BEGIN EXTRACTED DATA

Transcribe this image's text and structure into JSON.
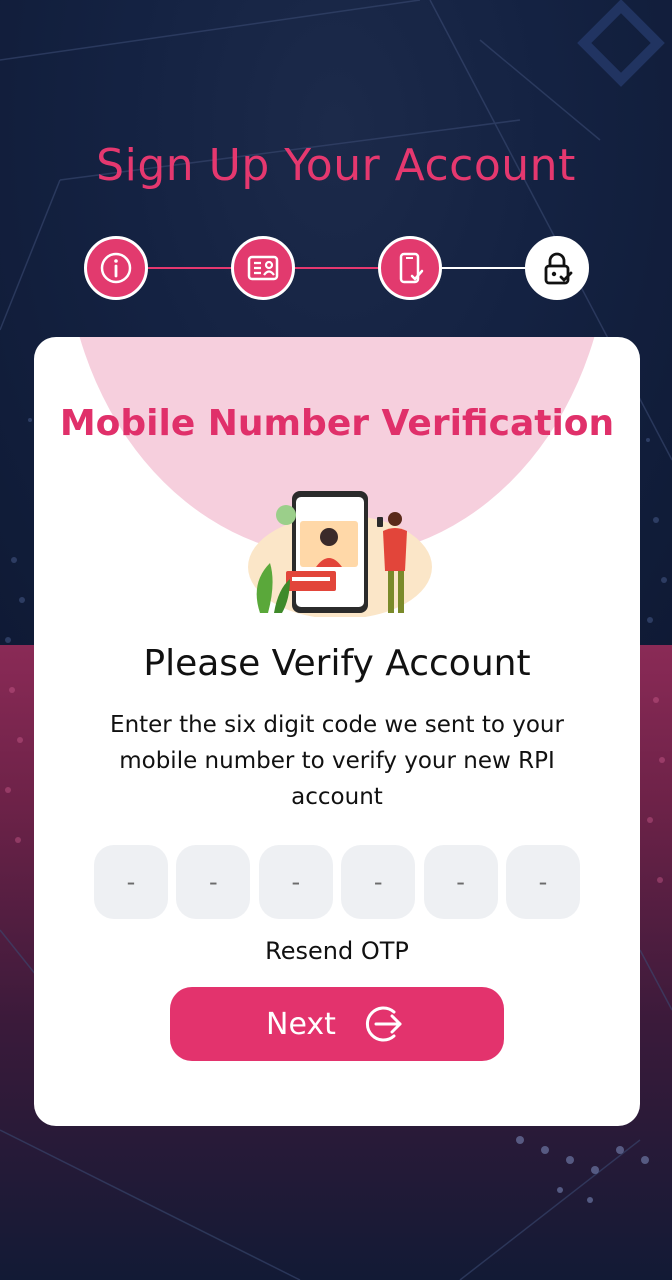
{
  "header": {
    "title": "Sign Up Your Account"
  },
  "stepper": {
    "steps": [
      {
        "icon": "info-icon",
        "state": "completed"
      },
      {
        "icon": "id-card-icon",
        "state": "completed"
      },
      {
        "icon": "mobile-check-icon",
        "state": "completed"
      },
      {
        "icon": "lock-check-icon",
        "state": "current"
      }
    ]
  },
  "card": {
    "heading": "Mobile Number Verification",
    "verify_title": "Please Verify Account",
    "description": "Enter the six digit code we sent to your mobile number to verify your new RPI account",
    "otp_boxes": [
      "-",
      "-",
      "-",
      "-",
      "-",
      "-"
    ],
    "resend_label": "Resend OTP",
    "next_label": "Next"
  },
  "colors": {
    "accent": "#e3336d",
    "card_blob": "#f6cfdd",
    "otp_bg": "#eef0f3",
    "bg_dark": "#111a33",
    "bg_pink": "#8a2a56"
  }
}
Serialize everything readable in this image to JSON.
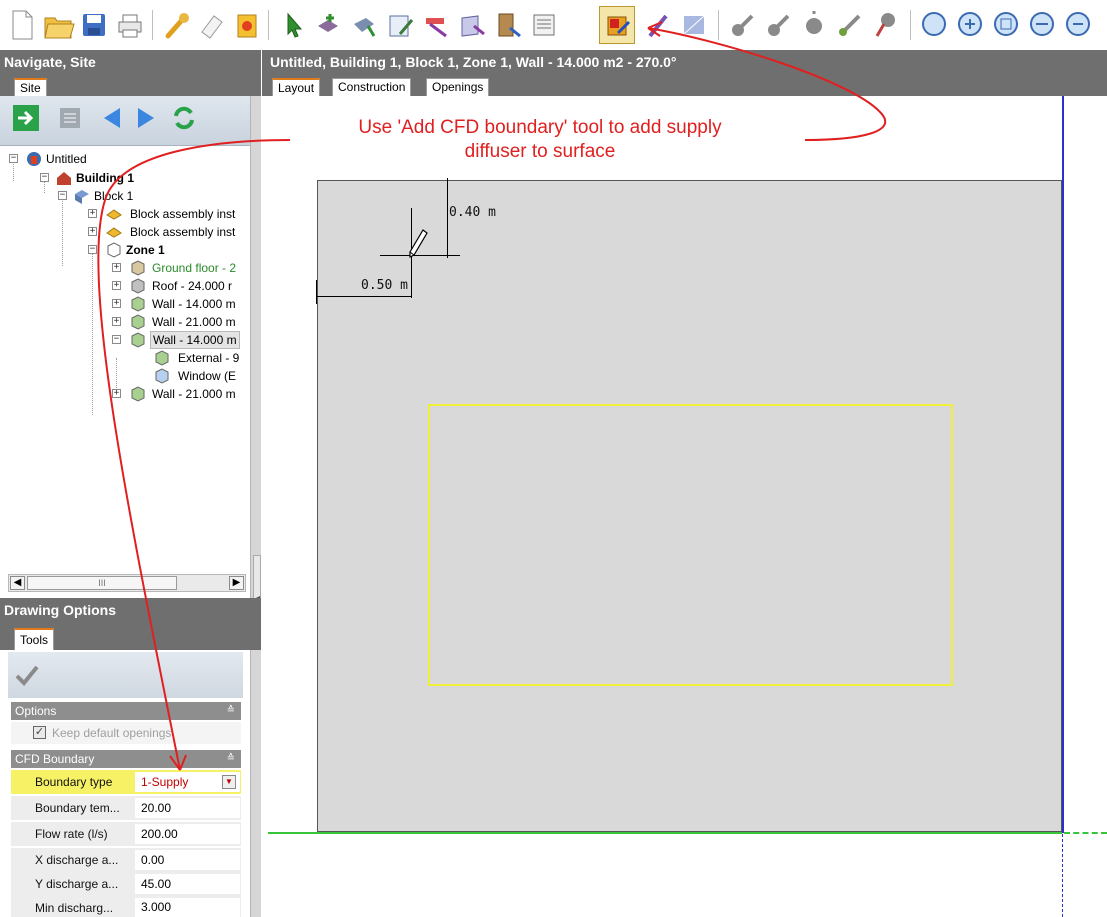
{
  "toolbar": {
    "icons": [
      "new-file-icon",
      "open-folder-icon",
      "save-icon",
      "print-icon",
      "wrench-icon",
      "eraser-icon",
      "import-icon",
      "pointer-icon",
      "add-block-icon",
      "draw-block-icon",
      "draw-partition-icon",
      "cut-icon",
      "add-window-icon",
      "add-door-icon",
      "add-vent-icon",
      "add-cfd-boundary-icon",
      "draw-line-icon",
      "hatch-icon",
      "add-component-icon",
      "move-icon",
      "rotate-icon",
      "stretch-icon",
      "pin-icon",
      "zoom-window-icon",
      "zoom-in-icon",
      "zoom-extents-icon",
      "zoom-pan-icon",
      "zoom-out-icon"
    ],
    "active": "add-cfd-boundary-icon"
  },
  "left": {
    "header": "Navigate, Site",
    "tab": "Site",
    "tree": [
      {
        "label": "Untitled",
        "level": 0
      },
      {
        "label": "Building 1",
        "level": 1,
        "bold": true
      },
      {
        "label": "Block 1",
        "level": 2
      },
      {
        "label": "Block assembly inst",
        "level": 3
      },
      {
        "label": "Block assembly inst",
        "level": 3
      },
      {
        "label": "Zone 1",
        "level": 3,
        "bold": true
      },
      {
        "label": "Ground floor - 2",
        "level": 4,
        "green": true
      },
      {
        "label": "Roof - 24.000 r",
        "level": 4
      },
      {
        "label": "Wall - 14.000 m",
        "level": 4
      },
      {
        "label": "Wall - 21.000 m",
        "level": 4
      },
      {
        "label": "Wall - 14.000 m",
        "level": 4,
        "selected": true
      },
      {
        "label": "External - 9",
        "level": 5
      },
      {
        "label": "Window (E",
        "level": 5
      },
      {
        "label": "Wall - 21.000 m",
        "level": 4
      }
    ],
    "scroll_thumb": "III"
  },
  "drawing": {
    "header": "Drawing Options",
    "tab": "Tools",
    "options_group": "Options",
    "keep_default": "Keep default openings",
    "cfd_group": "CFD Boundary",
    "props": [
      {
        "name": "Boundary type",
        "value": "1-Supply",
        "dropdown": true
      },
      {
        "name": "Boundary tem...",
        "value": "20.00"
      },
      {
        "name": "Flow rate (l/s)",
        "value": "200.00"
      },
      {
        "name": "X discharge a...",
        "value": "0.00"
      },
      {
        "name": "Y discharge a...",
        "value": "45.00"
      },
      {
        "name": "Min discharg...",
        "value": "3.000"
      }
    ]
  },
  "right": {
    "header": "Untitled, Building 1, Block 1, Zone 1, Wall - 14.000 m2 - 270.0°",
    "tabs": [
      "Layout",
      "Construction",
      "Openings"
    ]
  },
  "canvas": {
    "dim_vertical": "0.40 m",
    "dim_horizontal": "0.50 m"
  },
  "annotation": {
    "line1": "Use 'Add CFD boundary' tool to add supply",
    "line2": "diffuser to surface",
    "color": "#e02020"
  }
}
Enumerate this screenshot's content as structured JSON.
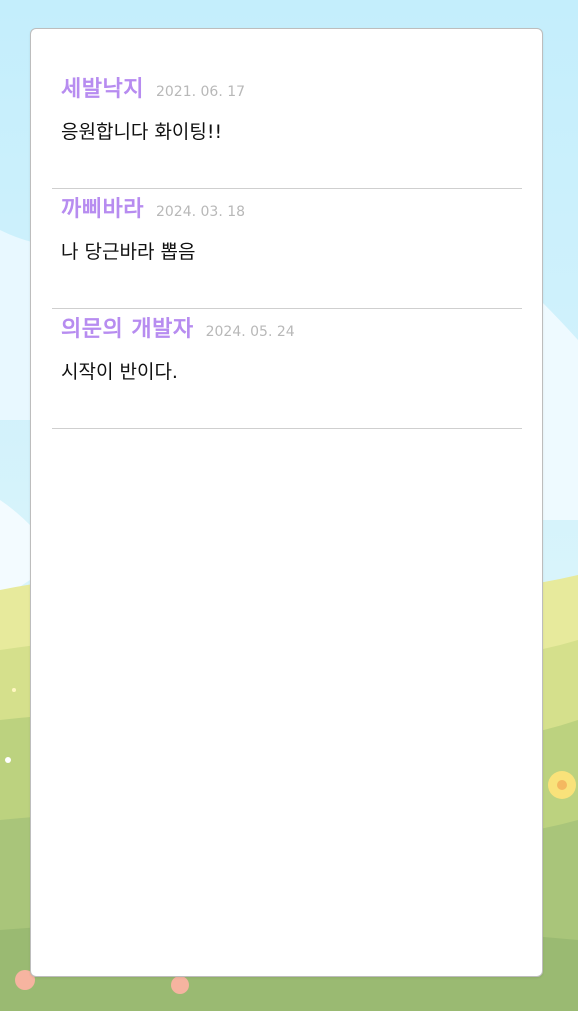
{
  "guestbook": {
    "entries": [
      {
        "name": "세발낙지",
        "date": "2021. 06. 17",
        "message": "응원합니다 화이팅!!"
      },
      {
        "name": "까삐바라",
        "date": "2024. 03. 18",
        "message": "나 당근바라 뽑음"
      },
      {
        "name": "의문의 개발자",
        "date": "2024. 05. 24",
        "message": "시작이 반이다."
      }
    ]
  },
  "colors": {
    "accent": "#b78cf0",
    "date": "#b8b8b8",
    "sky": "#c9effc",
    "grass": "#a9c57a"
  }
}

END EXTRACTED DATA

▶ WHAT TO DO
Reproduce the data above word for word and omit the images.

▶ EXERCISE RESULT
Transcribe this image's text and structure into JSON.
{
  "header": {
    "title": "Sign Up Your Account"
  },
  "stepper": {
    "steps": [
      {
        "icon": "info-icon",
        "state": "completed"
      },
      {
        "icon": "id-card-icon",
        "state": "completed"
      },
      {
        "icon": "mobile-check-icon",
        "state": "completed"
      },
      {
        "icon": "lock-check-icon",
        "state": "current"
      }
    ]
  },
  "card": {
    "heading": "Mobile Number Verification",
    "verify_title": "Please Verify Account",
    "description": "Enter the six digit code we sent to your mobile number to verify your new RPI account",
    "otp_boxes": [
      "-",
      "-",
      "-",
      "-",
      "-",
      "-"
    ],
    "resend_label": "Resend OTP",
    "next_label": "Next"
  },
  "colors": {
    "accent": "#e3336d",
    "card_blob": "#f6cfdd",
    "otp_bg": "#eef0f3",
    "bg_dark": "#111a33",
    "bg_pink": "#8a2a56"
  }
}
Serialize everything readable in this image to JSON.
{
  "toolbar": {
    "icons": [
      "new-file-icon",
      "open-folder-icon",
      "save-icon",
      "print-icon",
      "wrench-icon",
      "eraser-icon",
      "import-icon",
      "pointer-icon",
      "add-block-icon",
      "draw-block-icon",
      "draw-partition-icon",
      "cut-icon",
      "add-window-icon",
      "add-door-icon",
      "add-vent-icon",
      "add-cfd-boundary-icon",
      "draw-line-icon",
      "hatch-icon",
      "add-component-icon",
      "move-icon",
      "rotate-icon",
      "stretch-icon",
      "pin-icon",
      "zoom-window-icon",
      "zoom-in-icon",
      "zoom-extents-icon",
      "zoom-pan-icon",
      "zoom-out-icon"
    ],
    "active": "add-cfd-boundary-icon"
  },
  "left": {
    "header": "Navigate, Site",
    "tab": "Site",
    "tree": [
      {
        "label": "Untitled",
        "level": 0
      },
      {
        "label": "Building 1",
        "level": 1,
        "bold": true
      },
      {
        "label": "Block 1",
        "level": 2
      },
      {
        "label": "Block assembly inst",
        "level": 3
      },
      {
        "label": "Block assembly inst",
        "level": 3
      },
      {
        "label": "Zone 1",
        "level": 3,
        "bold": true
      },
      {
        "label": "Ground floor - 2",
        "level": 4,
        "green": true
      },
      {
        "label": "Roof - 24.000 r",
        "level": 4
      },
      {
        "label": "Wall - 14.000 m",
        "level": 4
      },
      {
        "label": "Wall - 21.000 m",
        "level": 4
      },
      {
        "label": "Wall - 14.000 m",
        "level": 4,
        "selected": true
      },
      {
        "label": "External - 9",
        "level": 5
      },
      {
        "label": "Window (E",
        "level": 5
      },
      {
        "label": "Wall - 21.000 m",
        "level": 4
      }
    ],
    "scroll_thumb": "III"
  },
  "drawing": {
    "header": "Drawing Options",
    "tab": "Tools",
    "options_group": "Options",
    "keep_default": "Keep default openings",
    "cfd_group": "CFD Boundary",
    "props": [
      {
        "name": "Boundary type",
        "value": "1-Supply",
        "dropdown": true
      },
      {
        "name": "Boundary tem...",
        "value": "20.00"
      },
      {
        "name": "Flow rate (l/s)",
        "value": "200.00"
      },
      {
        "name": "X discharge a...",
        "value": "0.00"
      },
      {
        "name": "Y discharge a...",
        "value": "45.00"
      },
      {
        "name": "Min discharg...",
        "value": "3.000"
      }
    ]
  },
  "right": {
    "header": "Untitled, Building 1, Block 1, Zone 1, Wall - 14.000 m2 - 270.0°",
    "tabs": [
      "Layout",
      "Construction",
      "Openings"
    ]
  },
  "canvas": {
    "dim_vertical": "0.40 m",
    "dim_horizontal": "0.50 m"
  },
  "annotation": {
    "line1": "Use 'Add CFD boundary' tool to add supply",
    "line2": "diffuser to surface",
    "color": "#e02020"
  }
}
Enumerate this screenshot's content as structured JSON.
{
  "guestbook": {
    "entries": [
      {
        "name": "세발낙지",
        "date": "2021. 06. 17",
        "message": "응원합니다 화이팅!!"
      },
      {
        "name": "까삐바라",
        "date": "2024. 03. 18",
        "message": "나 당근바라 뽑음"
      },
      {
        "name": "의문의 개발자",
        "date": "2024. 05. 24",
        "message": "시작이 반이다."
      }
    ]
  },
  "colors": {
    "accent": "#b78cf0",
    "date": "#b8b8b8",
    "sky": "#c9effc",
    "grass": "#a9c57a"
  }
}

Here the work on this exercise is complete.